=== ABOUT THIS EXERCISE ===
Report each line of the entries below that includes "JSON".

------ DATA FOR REVIEW ------

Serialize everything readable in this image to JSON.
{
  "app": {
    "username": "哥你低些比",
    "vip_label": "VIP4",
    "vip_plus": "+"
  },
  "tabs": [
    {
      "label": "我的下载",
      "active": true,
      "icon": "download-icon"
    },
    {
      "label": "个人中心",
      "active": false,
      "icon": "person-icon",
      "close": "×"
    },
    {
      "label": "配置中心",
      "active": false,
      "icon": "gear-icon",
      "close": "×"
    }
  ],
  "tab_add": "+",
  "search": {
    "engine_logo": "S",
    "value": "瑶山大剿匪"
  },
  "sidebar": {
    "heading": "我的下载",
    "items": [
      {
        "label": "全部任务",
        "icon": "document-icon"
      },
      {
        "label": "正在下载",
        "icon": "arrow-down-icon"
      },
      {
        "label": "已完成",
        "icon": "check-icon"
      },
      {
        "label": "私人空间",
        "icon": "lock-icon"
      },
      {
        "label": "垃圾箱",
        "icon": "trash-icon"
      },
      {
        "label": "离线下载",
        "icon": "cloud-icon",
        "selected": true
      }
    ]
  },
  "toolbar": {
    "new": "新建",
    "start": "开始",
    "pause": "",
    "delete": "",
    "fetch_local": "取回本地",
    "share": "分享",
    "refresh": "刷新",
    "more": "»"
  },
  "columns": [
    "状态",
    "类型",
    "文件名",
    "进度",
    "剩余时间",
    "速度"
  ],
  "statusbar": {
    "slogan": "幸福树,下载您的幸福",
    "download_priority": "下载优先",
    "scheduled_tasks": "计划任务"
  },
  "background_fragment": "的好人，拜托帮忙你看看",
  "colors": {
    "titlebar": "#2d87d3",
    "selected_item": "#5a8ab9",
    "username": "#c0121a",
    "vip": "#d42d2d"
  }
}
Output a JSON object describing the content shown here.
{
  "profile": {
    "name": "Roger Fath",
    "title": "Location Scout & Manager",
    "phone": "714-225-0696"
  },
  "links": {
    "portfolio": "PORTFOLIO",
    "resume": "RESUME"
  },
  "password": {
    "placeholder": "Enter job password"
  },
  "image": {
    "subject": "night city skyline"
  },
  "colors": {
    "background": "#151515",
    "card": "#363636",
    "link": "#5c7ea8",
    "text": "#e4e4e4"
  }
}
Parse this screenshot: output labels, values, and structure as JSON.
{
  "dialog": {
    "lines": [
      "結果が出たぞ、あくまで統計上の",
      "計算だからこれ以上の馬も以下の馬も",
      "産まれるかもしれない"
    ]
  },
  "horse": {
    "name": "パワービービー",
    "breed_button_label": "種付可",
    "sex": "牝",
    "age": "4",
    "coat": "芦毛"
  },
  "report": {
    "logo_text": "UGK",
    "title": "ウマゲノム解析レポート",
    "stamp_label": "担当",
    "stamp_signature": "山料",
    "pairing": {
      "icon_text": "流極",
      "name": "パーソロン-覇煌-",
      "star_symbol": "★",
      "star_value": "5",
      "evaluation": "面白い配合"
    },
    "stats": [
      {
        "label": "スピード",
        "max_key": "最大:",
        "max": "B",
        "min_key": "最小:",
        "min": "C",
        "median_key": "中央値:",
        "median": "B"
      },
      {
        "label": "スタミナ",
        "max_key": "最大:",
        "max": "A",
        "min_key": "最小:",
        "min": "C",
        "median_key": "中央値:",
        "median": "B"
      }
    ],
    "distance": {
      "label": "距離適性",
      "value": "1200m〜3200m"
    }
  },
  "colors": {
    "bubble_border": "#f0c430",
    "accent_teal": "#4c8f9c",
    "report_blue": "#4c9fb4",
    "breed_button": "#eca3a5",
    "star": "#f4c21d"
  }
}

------

=== ANSWER SECTION ===
Serialize everything readable in this image to JSON.
Output a JSON object describing the content shown here.
Parse this screenshot: output labels, values, and structure as JSON.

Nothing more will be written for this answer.